On April 3, 2018, Wisconsin passed Assembly Bill 773, 2017 Wis. Act 235, which sets the date on which the Secretary of Revenue may use contingency royalty agreements with third parties conducting unclaimed real estate audits. As in many other states, the Wisconsin Department of Finance has in recent years commissioned audit firms to conduct unclaimed real estate audits based on contingency fees. Owners of unsolicited real estate have often criticized these agreements and have argued that such agreements encourage third-party companies to conduct overly aggressive audits and increase compliance costs. The Wisconsin Department of Revenue does not currently have a formal voluntary opening procedure (VDA), but it is working on a trial. Despite the absence of a formal procedure, Wisconsin waives penalties and interest for taxpayers who come forward to voluntarily disclose that they have declared previously unclaimed property. Recent legislative changes are likely favourable to homeowners; However, these changes indicate an increase in audit activity in Wisconsin. As a result, homeowners are well advised to comply as quickly as possible. By expanding their multi-state footprint, companies may have created physical exposure due to compounding and unfulfilled tax reporting obligations. To support your compliance goals, we have a team dedicated to voluntary disclosure agreements. As part of this process, our voluntary VAT advertising team provides the following services: The information provided here is general in nature and is not intended to respond to the particular circumstances of a natural or legal person.

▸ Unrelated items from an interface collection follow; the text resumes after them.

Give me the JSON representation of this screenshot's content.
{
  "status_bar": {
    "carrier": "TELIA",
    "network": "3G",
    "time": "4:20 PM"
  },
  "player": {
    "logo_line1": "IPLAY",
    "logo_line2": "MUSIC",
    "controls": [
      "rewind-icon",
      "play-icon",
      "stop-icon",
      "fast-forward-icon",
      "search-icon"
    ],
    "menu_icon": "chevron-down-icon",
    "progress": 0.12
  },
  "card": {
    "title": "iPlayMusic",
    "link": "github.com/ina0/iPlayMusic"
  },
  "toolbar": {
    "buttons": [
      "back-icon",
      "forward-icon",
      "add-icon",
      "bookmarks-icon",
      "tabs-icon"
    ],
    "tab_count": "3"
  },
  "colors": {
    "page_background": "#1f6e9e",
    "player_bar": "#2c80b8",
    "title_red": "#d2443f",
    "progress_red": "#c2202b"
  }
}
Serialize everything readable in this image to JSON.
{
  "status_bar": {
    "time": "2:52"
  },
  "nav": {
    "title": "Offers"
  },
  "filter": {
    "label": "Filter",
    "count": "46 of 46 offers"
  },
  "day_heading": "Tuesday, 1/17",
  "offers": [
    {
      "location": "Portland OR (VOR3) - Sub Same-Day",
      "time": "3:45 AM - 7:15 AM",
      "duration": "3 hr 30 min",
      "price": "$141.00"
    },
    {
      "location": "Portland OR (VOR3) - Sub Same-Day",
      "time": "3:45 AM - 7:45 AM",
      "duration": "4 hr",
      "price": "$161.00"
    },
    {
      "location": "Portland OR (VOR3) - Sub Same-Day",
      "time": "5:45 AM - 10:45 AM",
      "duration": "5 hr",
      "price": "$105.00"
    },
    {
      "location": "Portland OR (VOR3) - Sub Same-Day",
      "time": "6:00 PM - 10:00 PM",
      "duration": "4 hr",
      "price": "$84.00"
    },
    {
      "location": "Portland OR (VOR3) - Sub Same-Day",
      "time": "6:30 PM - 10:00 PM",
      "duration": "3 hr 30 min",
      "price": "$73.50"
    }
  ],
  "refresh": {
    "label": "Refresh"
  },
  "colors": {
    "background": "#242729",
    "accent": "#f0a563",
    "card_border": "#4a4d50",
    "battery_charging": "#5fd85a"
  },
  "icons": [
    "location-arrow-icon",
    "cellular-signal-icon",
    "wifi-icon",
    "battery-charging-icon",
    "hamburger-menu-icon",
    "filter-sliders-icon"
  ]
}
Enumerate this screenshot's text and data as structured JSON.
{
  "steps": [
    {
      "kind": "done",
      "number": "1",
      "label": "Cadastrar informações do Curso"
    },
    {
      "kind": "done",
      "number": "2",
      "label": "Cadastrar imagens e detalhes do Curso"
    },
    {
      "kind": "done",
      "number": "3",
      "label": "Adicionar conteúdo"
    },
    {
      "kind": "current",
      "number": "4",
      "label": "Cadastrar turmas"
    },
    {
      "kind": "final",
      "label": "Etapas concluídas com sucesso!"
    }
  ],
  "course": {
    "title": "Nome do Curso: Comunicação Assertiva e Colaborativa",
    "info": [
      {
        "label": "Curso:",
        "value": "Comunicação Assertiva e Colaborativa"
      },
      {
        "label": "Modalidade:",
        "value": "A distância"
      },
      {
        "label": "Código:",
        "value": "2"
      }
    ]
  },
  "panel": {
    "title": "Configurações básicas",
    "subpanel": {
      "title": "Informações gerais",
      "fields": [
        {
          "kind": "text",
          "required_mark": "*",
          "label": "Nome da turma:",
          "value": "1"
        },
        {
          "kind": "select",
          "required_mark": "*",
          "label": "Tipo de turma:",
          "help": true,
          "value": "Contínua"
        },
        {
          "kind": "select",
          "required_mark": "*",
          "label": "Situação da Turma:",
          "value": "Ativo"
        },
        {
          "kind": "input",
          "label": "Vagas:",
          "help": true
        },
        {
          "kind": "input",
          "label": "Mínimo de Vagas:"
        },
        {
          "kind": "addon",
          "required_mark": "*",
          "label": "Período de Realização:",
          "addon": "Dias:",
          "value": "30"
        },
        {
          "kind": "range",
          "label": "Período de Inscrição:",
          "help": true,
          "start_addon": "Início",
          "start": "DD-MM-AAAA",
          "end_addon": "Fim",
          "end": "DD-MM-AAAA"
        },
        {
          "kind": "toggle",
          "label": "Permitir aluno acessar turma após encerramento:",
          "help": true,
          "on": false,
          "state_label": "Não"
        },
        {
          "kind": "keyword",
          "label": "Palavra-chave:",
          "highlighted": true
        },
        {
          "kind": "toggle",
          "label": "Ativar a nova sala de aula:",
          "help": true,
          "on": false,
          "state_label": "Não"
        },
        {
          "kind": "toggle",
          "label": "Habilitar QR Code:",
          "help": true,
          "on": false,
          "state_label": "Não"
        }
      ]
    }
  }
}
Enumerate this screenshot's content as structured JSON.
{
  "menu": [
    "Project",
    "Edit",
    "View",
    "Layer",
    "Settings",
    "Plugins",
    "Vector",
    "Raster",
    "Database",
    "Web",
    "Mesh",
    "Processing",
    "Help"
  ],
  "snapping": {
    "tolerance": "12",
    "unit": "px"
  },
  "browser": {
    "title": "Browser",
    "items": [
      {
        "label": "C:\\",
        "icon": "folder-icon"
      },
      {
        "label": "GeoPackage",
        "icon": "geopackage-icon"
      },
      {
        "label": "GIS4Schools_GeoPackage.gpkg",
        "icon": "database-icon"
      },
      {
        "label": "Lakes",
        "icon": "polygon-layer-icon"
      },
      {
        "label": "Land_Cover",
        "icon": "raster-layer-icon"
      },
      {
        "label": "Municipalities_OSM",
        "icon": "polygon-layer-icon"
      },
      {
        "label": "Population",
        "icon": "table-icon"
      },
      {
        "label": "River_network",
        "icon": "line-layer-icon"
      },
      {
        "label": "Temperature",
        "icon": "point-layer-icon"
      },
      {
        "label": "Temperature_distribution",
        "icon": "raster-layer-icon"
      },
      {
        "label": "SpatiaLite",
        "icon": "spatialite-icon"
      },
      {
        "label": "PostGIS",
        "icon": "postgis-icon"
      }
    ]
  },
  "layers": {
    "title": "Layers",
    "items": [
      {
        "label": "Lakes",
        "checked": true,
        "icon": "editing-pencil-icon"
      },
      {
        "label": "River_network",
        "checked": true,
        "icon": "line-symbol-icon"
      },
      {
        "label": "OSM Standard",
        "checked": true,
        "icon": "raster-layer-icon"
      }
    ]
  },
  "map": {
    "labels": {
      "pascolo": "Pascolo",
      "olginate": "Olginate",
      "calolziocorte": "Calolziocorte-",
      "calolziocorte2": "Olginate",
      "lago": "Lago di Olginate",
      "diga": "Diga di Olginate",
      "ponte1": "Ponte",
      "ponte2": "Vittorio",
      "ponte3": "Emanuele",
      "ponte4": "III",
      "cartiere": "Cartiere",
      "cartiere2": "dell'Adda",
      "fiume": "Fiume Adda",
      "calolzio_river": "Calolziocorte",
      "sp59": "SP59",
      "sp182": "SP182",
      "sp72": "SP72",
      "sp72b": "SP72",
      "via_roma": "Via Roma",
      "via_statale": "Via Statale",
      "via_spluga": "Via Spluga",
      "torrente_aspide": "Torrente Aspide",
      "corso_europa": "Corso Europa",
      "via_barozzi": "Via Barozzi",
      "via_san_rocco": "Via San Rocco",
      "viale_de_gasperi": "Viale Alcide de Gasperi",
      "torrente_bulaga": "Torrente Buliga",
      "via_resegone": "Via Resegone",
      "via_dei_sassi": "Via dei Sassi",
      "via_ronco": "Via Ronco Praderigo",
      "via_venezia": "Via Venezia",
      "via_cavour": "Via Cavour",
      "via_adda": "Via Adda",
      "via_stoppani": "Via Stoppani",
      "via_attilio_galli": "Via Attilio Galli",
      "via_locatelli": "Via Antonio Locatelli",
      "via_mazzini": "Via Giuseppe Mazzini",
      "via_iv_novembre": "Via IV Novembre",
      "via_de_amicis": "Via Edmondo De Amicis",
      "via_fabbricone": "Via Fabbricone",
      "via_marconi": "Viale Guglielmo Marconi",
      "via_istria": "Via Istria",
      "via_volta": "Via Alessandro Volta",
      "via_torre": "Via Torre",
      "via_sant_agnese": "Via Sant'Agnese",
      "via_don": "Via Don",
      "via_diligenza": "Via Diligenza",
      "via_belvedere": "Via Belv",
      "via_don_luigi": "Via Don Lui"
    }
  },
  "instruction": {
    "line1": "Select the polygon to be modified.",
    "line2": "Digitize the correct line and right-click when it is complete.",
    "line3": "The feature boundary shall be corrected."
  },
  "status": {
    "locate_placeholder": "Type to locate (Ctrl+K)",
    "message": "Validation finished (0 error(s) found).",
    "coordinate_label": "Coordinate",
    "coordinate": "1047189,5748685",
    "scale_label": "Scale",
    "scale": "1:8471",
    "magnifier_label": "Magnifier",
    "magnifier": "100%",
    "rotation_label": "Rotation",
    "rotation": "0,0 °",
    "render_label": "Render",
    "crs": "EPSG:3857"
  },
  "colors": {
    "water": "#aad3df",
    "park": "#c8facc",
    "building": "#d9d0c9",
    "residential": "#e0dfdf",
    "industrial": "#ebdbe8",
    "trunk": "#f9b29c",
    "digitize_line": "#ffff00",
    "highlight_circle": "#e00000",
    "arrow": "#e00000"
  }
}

In certain circumstances, the services of a profession should be sought. Tax information, if included in this communication, was not intended or written to be used by a person to avoid sanctions, nor should this information be construed as an opinion on which a person can rely. Recipients of this notification and potential seizures are not subject to a restriction on disclosure of the processing or tax structure of the transactions or material subject to this notification and possible seizures. With all this confusion about who should or should not tax, there is a good chance that marketplace providers and sellers may not have always perceived Wisconsin VAT as they should. Enter voluntary disclosure. Information on how they can request voluntary disclosure, either through the Wisconsin Department of Revenue or through the Multistate Tax Commission (for companies seeking a multi-state VDA) can be found on the Department of Voluntary Disclosure website. Specific rules vary from state to state, but voluntary disclosure of VAT by a VDA is generally a great way to ensure that your business complies with the IRS. If, for fear that your non-registration may not be reported, you have objected to the voluntary VAT advertising program, you should be aware that the information you provide under a VDA program cannot be used by law against you, unless you violate the terms of the VDA. A voluntary disclosure program or voluntary agreement, often referred to as the VDA, is a binding agreement between a state and a taxpayer that, in theory, benefits both. For states, VDAs can mean more revenue with less effort. For taxpayers, they can limit waiting times (the length of detention that the state can make liable for unpaid taxes), reduce penalties or waive sanctions, and offer some protection for reviews.